__Task details__: Every record is to be returned as written, with no omissions.

__Entries supplied__:
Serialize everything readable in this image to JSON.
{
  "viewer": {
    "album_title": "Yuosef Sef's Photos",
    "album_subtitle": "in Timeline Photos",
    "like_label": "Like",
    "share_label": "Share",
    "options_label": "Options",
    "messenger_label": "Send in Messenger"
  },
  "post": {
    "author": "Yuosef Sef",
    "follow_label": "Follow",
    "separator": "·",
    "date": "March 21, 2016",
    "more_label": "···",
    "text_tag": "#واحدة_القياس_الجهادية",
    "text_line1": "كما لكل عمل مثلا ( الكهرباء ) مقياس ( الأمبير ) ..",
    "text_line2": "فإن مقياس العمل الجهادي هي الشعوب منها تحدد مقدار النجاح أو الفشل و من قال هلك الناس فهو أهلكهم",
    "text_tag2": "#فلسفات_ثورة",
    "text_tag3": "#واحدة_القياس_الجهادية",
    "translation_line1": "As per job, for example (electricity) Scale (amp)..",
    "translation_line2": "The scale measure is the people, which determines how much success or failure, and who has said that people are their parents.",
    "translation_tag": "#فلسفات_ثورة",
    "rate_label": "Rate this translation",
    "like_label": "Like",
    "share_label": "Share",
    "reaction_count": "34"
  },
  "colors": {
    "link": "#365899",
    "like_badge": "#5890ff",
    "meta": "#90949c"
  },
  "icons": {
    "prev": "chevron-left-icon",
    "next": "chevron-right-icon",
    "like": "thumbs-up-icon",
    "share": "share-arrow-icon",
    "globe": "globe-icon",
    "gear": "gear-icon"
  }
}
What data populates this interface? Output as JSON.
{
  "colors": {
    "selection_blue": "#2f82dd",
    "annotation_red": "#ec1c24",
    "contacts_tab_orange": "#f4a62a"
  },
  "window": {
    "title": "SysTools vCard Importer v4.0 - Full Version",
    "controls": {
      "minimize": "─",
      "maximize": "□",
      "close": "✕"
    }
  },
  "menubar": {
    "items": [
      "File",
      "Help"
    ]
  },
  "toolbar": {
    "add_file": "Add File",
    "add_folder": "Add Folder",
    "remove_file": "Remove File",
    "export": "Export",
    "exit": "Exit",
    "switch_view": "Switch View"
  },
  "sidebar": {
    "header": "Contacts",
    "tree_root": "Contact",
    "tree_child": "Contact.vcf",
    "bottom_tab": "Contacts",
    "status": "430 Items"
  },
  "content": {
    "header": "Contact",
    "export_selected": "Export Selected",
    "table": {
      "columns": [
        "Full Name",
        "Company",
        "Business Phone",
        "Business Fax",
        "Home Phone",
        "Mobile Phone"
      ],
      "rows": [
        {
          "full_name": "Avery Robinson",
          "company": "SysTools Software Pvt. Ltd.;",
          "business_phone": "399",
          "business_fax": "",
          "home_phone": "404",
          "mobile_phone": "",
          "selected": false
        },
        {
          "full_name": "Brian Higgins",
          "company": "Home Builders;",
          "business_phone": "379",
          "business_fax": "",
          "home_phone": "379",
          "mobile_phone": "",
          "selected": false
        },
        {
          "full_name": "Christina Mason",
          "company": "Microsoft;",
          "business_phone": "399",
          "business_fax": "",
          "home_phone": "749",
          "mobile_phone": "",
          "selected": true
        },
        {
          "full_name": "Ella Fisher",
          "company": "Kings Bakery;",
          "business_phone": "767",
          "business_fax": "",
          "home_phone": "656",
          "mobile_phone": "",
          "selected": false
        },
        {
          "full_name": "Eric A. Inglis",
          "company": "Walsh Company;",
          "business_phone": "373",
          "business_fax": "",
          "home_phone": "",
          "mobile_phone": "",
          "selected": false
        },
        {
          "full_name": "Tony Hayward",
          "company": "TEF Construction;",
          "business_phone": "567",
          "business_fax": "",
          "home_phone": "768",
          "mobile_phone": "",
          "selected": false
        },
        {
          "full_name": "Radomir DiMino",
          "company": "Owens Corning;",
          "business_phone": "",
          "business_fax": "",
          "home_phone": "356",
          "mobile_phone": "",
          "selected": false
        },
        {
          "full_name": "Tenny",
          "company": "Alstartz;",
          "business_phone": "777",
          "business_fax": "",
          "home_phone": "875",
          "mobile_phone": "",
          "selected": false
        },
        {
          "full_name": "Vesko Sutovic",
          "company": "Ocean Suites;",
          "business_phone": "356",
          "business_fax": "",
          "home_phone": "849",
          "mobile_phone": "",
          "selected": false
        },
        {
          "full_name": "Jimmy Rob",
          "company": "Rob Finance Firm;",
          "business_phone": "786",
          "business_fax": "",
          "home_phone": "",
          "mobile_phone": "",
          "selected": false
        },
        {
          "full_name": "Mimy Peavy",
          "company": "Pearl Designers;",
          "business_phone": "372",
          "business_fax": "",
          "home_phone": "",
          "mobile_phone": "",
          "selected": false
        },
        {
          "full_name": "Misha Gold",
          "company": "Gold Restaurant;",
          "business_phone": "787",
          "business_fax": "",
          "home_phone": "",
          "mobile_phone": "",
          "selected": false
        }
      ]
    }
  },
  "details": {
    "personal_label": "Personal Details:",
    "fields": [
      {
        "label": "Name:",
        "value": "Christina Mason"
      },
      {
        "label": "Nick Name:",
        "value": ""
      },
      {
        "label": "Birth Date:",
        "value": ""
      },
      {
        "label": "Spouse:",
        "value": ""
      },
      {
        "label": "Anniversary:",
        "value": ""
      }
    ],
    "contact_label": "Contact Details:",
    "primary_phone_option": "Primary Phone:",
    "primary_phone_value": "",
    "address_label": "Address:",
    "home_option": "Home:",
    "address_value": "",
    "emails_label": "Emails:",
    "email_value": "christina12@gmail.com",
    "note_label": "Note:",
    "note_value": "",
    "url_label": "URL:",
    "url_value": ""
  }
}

__Answer space__:
Serialize everything readable in this image to JSON.
{
  "viewer": {
    "album_title": "Yuosef Sef's Photos",
    "album_subtitle": "in Timeline Photos",
    "like_label": "Like",
    "share_label": "Share",
    "options_label": "Options",
    "messenger_label": "Send in Messenger"
  },
  "post": {
    "author": "Yuosef Sef",
    "follow_label": "Follow",
    "separator": "·",
    "date": "March 21, 2016",
    "more_label": "···",
    "text_tag": "#واحدة_القياس_الجهادية",
    "text_line1": "كما لكل عمل مثلا ( الكهرباء ) مقياس ( الأمبير ) ..",
    "text_line2": "فإن مقياس العمل الجهادي هي الشعوب منها تحدد مقدار النجاح أو الفشل و من قال هلك الناس فهو أهلكهم",
    "text_tag2": "#فلسفات_ثورة",
    "text_tag3": "#واحدة_القياس_الجهادية",
    "translation_line1": "As per job, for example (electricity) Scale (amp)..",
    "translation_line2": "The scale measure is the people, which determines how much success or failure, and who has said that people are their parents.",
    "translation_tag": "#فلسفات_ثورة",
    "rate_label": "Rate this translation",
    "like_label": "Like",
    "share_label": "Share",
    "reaction_count": "34"
  },
  "colors": {
    "link": "#365899",
    "like_badge": "#5890ff",
    "meta": "#90949c"
  },
  "icons": {
    "prev": "chevron-left-icon",
    "next": "chevron-right-icon",
    "like": "thumbs-up-icon",
    "share": "share-arrow-icon",
    "globe": "globe-icon",
    "gear": "gear-icon"
  }
}
What data populates this interface? Output as JSON.
{
  "colors": {
    "selection_blue": "#2f82dd",
    "annotation_red": "#ec1c24",
    "contacts_tab_orange": "#f4a62a"
  },
  "window": {
    "title": "SysTools vCard Importer v4.0 - Full Version",
    "controls": {
      "minimize": "─",
      "maximize": "□",
      "close": "✕"
    }
  },
  "menubar": {
    "items": [
      "File",
      "Help"
    ]
  },
  "toolbar": {
    "add_file": "Add File",
    "add_folder": "Add Folder",
    "remove_file": "Remove File",
    "export": "Export",
    "exit": "Exit",
    "switch_view": "Switch View"
  },
  "sidebar": {
    "header": "Contacts",
    "tree_root": "Contact",
    "tree_child": "Contact.vcf",
    "bottom_tab": "Contacts",
    "status": "430 Items"
  },
  "content": {
    "header": "Contact",
    "export_selected": "Export Selected",
    "table": {
      "columns": [
        "Full Name",
        "Company",
        "Business Phone",
        "Business Fax",
        "Home Phone",
        "Mobile Phone"
      ],
      "rows": [
        {
          "full_name": "Avery Robinson",
          "company": "SysTools Software Pvt. Ltd.;",
          "business_phone": "399",
          "business_fax": "",
          "home_phone": "404",
          "mobile_phone": "",
          "selected": false
        },
        {
          "full_name": "Brian Higgins",
          "company": "Home Builders;",
          "business_phone": "379",
          "business_fax": "",
          "home_phone": "379",
          "mobile_phone": "",
          "selected": false
        },
        {
          "full_name": "Christina Mason",
          "company": "Microsoft;",
          "business_phone": "399",
          "business_fax": "",
          "home_phone": "749",
          "mobile_phone": "",
          "selected": true
        },
        {
          "full_name": "Ella Fisher",
          "company": "Kings Bakery;",
          "business_phone": "767",
          "business_fax": "",
          "home_phone": "656",
          "mobile_phone": "",
          "selected": false
        },
        {
          "full_name": "Eric A. Inglis",
          "company": "Walsh Company;",
          "business_phone": "373",
          "business_fax": "",
          "home_phone": "",
          "mobile_phone": "",
          "selected": false
        },
        {
          "full_name": "Tony Hayward",
          "company": "TEF Construction;",
          "business_phone": "567",
          "business_fax": "",
          "home_phone": "768",
          "mobile_phone": "",
          "selected": false
        },
        {
          "full_name": "Radomir DiMino",
          "company": "Owens Corning;",
          "business_phone": "",
          "business_fax": "",
          "home_phone": "356",
          "mobile_phone": "",
          "selected": false
        },
        {
          "full_name": "Tenny",
          "company": "Alstartz;",
          "business_phone": "777",
          "business_fax": "",
          "home_phone": "875",
          "mobile_phone": "",
          "selected": false
        },
        {
          "full_name": "Vesko Sutovic",
          "company": "Ocean Suites;",
          "business_phone": "356",
          "business_fax": "",
          "home_phone": "849",
          "mobile_phone": "",
          "selected": false
        },
        {
          "full_name": "Jimmy Rob",
          "company": "Rob Finance Firm;",
          "business_phone": "786",
          "business_fax": "",
          "home_phone": "",
          "mobile_phone": "",
          "selected": false
        },
        {
          "full_name": "Mimy Peavy",
          "company": "Pearl Designers;",
          "business_phone": "372",
          "business_fax": "",
          "home_phone": "",
          "mobile_phone": "",
          "selected": false
        },
        {
          "full_name": "Misha Gold",
          "company": "Gold Restaurant;",
          "business_phone": "787",
          "business_fax": "",
          "home_phone": "",
          "mobile_phone": "",
          "selected": false
        }
      ]
    }
  },
  "details": {
    "personal_label": "Personal Details:",
    "fields": [
      {
        "label": "Name:",
        "value": "Christina Mason"
      },
      {
        "label": "Nick Name:",
        "value": ""
      },
      {
        "label": "Birth Date:",
        "value": ""
      },
      {
        "label": "Spouse:",
        "value": ""
      },
      {
        "label": "Anniversary:",
        "value": ""
      }
    ],
    "contact_label": "Contact Details:",
    "primary_phone_option": "Primary Phone:",
    "primary_phone_value": "",
    "address_label": "Address:",
    "home_option": "Home:",
    "address_value": "",
    "emails_label": "Emails:",
    "email_value": "christina12@gmail.com",
    "note_label": "Note:",
    "note_value": "",
    "url_label": "URL:",
    "url_value": ""
  }
}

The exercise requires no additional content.